2018

GLP

Indospace

700

2018

Temasek

Ascendas Firstspace

300

2019

Blackstone

Hiranandani

60

2020

Welspun Group

One Industrial Spaces

Undisclosed

2020

GIC

ESR

750

2020

 

The current landscape does not offer a wide base of mature assets for investments. However, since warehouses are a relatively quick-to-develop structure (with most being developed within 12 months), there is a big opportunity for greenfield investments.  
Most states in India are offering incentives for developers interested in investing in warehouses and logistics parks such as: 

  • earmarking land for warehouse/logistics parks
  • single window and time-bound clearances
  • labour law relaxations
  • allotment of government land
  • stamp duty & registration fees concessions
  • providing critical utilities at no cost
  • power at a concessional rate

Strong demand from the end-user base coupled with supportive policies both from the central government and state governments makes a compelling case for institutional investments to keep growing in the warehousing space over the next 5 years.

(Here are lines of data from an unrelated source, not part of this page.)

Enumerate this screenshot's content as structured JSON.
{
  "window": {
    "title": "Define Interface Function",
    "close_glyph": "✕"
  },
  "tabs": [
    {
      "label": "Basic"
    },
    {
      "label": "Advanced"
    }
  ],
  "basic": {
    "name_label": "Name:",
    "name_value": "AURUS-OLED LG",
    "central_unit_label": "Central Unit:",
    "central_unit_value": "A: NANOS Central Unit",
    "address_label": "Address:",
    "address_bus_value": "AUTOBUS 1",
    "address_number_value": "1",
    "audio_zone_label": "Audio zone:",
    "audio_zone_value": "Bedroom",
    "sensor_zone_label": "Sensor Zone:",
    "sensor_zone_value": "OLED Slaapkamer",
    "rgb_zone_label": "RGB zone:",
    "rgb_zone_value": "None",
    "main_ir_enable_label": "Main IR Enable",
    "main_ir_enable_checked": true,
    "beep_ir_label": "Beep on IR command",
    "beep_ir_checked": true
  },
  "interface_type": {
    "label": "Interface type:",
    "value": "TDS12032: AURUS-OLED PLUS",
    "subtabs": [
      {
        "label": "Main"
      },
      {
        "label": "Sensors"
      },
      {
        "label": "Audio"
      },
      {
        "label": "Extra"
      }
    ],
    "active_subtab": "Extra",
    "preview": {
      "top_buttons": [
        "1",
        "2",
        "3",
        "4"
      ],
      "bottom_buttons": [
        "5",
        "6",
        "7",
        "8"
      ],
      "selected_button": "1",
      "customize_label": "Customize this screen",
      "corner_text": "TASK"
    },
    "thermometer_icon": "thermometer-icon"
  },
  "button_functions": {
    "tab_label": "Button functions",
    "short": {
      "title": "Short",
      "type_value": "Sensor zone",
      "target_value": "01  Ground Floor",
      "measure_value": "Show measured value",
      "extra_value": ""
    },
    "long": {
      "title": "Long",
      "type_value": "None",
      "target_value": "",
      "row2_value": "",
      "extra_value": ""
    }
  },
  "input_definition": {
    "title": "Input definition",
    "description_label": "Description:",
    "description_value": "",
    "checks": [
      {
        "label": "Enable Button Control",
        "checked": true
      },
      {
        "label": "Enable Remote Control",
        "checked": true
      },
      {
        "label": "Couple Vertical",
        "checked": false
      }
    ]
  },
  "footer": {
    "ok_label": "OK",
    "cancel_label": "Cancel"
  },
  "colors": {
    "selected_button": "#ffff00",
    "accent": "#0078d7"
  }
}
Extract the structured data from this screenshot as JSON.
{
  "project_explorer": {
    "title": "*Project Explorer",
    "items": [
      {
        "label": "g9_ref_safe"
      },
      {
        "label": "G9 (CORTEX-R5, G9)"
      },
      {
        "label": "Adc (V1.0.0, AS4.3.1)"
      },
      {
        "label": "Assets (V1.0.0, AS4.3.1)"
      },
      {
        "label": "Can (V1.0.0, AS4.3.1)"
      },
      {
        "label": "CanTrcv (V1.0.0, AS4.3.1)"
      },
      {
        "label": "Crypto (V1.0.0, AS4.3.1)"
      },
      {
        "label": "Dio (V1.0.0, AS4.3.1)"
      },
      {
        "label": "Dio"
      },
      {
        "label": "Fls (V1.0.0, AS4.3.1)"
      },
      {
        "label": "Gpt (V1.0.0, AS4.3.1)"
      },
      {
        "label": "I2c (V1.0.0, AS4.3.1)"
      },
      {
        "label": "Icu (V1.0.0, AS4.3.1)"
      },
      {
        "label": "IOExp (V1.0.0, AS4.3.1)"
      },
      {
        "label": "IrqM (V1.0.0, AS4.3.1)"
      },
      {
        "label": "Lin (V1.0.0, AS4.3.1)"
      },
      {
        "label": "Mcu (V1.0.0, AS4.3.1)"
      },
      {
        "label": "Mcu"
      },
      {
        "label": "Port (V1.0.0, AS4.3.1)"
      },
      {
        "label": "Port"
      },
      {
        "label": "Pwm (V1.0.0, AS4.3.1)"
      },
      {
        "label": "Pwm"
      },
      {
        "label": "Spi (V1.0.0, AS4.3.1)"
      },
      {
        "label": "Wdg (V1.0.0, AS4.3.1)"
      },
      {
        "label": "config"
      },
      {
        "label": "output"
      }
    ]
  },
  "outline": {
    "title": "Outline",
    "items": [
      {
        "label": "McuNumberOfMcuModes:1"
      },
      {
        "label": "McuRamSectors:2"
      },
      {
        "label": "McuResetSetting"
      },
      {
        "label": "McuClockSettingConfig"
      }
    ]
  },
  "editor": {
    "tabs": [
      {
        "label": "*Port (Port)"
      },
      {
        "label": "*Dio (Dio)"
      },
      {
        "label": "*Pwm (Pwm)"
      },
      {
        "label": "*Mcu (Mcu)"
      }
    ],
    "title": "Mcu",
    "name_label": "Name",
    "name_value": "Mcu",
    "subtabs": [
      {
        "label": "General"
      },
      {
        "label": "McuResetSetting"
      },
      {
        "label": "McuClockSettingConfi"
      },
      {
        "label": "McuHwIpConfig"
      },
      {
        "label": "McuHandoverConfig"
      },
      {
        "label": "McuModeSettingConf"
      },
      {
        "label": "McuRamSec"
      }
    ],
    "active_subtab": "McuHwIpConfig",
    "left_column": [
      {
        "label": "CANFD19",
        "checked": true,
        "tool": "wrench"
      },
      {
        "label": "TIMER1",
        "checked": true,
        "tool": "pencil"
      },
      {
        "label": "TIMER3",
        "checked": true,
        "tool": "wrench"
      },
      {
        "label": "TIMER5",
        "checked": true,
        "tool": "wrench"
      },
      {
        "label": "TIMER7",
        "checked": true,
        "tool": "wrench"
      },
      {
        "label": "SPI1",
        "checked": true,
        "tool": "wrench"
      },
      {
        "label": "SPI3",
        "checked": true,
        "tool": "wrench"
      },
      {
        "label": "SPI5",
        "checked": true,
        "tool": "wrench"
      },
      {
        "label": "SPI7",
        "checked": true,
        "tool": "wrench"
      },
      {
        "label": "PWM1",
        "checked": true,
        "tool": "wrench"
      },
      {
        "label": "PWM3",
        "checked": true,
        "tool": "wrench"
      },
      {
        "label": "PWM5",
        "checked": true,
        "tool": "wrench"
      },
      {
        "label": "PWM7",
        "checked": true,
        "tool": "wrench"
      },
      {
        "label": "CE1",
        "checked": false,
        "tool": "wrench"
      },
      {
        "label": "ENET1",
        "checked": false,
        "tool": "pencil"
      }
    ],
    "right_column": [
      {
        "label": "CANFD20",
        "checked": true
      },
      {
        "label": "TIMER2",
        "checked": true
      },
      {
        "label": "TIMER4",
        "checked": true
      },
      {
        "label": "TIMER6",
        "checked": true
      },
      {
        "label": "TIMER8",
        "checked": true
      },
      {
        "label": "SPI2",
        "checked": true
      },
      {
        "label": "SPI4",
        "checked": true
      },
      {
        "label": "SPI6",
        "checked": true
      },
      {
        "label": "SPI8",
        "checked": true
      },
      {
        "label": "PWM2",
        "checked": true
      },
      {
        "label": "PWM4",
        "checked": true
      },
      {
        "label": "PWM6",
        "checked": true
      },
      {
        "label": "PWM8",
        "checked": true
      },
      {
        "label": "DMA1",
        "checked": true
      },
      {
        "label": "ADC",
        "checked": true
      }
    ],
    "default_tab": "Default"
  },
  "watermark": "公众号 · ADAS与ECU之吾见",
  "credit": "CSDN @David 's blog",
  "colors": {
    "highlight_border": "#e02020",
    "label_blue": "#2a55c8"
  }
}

Trends to watch out for in warehousing

  1. While GST has allowed companies to consolidate their warehousing presence to optimize sizes and locations, industry experts hold the opinion that given the distribution of consumption centers across urban and rural areas, length & breadth of the country and transportation time, it would be prudent to have multiple warehouses to reduce transportation timelines and costs. 
  2. Most businesses are moving away from Just-In-Time and lean inventory models because of the large-scale supply chain disruption experienced during the lockdown. Increased stocking requirements will, in turn, enhance the demand for warehouses.
  3. Consumption-led demand has led to the emergence of e-commerce in the Tier-II & III cities. This has led e-commerce players to set up warehouses in smaller cities beyond the top 8 cities. 
  4. India is seeing a flurry of startups with business models centering around warehouse automation and technology. Some popular technologies being integrated into the modern warehouse include Internet of Things (IoT), Robotics for picking, sorting, and handling of SKUs, Augmented Reality (AR), Radio Frequency Identification (RFID), drones for inventory monitoring, and blockchain for data encryption.

The warehousing segment has proven itself to be one of the quickest asset classes to recover from the pandemic. Robust demand and key policy interventions have paved the way for institutional investors and large-scale developers to participate in the growth of the sector.

Conclusion

For any sector to flourish, the entire enabling ecosystem must be tuned towards large-scale adoption and rapid growth. For the warehousing sector in India, all the enabling elements have fallen in place – supportive government policies, large amounts of private capital, enabling trunk infrastructure and most importantly, end-user acceptance. With all these engines of growth firing on all cylinders, the time has come for India’s humble ugly godown to transform into the integrated modern warehouse.